Coronavirus dashboard

Illustration: Sarah Grillo/Axios

  1. Global: Total confirmed cases as of 9 p.m. ET: 18,187,396 — Total deaths: 691,352 — Total recoveries — 10,841,436Map.
  2. U.S.: Total confirmed cases as of 9 p.m. ET: 4,711,323 — Total deaths: 155,379 — Total recoveries: 1,513,446 — Total tests: 57,543,852Map.
  3. Politics: White House will require staff to undergo randomized coronavirus testing — Pelosi says Birx "enabled" Trump on misinformation.
  4. Sports: 13 members of St. Louis Cardinals test positive, prompting MLB to cancel Tigers series — Former FDA chief says MLB outbreaks should be warning sign for schools.
  5. 1 🎥 thing: "Tenet" may be the first major film to get a global pandemic release.

In photos: Thousands evacuated as Southern California fire grows

A plane makes a retardant drop on a ridge at the Apple Fire north of Banning in Riverside County, which "doubled in size" Saturday, per KTLA. Robert Gauthier / Los Angeles Times via Getty Images

A massive wildfire that prompted mandatory evacuations in Southern California over the weekend burned 26,450 acres and was 5% contained by Monday afternoon, the California Department of Forestry and Fire Protection said.

The big picture: As California remains an epicenter of the coronavirus pandemic in the U.S., some 15 separate fires are raging across the state. About 7,800 people were under evacuation orders from the Apple Fire, about 75 miles east of Los Angeles, as hundreds of firefighters battled the blaze. CalFire said Monday that a malfunction involving a "diesel-fueled vehicle emitting burning carbon from the exhaust system" started the Apple Fire.

Twitter faces FTC fine of up to $250 million over alleged privacy violations

Photo: Rafael Henrique/SOPA Images/LightRocket

The Federal Trade Commission has accused Twitter of using phone numbers and emails from its users to make targeted ads between 2013 and 2019, Twitter said in an SEC filing published Monday.

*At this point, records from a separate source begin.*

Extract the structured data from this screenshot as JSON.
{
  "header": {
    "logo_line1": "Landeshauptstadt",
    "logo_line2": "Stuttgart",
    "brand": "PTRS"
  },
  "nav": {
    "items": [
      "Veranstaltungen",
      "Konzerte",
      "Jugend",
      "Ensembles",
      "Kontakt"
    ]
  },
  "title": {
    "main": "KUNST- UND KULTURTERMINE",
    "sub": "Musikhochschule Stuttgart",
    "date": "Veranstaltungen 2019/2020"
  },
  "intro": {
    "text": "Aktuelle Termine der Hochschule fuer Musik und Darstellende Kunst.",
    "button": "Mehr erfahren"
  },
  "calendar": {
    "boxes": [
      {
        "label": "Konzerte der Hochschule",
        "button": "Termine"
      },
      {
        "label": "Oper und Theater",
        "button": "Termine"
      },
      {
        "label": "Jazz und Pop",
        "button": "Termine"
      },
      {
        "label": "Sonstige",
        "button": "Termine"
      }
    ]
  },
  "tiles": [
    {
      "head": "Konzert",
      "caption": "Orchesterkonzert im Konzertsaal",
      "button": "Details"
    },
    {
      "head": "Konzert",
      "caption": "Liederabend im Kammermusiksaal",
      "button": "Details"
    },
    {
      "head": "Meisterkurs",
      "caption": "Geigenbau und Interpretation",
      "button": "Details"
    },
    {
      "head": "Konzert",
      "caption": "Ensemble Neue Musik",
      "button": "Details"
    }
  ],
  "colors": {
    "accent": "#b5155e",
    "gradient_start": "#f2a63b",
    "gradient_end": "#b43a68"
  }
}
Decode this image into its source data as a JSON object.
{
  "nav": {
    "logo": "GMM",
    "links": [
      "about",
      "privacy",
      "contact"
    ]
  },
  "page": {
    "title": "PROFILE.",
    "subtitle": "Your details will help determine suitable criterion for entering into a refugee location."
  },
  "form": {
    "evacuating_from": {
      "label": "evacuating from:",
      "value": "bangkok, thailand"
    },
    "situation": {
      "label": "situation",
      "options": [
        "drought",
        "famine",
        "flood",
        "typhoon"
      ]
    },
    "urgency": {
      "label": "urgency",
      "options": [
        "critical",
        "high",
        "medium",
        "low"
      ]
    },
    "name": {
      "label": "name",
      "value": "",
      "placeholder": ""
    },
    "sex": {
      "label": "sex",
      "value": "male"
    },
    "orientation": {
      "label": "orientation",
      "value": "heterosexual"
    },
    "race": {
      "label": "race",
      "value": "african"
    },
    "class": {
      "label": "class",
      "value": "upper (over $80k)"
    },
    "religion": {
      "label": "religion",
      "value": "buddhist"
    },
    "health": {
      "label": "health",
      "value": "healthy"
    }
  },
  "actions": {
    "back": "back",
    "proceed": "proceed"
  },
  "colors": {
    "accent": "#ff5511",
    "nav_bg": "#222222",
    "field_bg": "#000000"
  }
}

Why it matters: Twitter estimates that the FTC's draft complaint, which was sent a few days after its Q2 earnings report, could cost the company between $150 million and $250 million. The complaint is unrelated to the recent Twitter hack involving a bitcoin scam.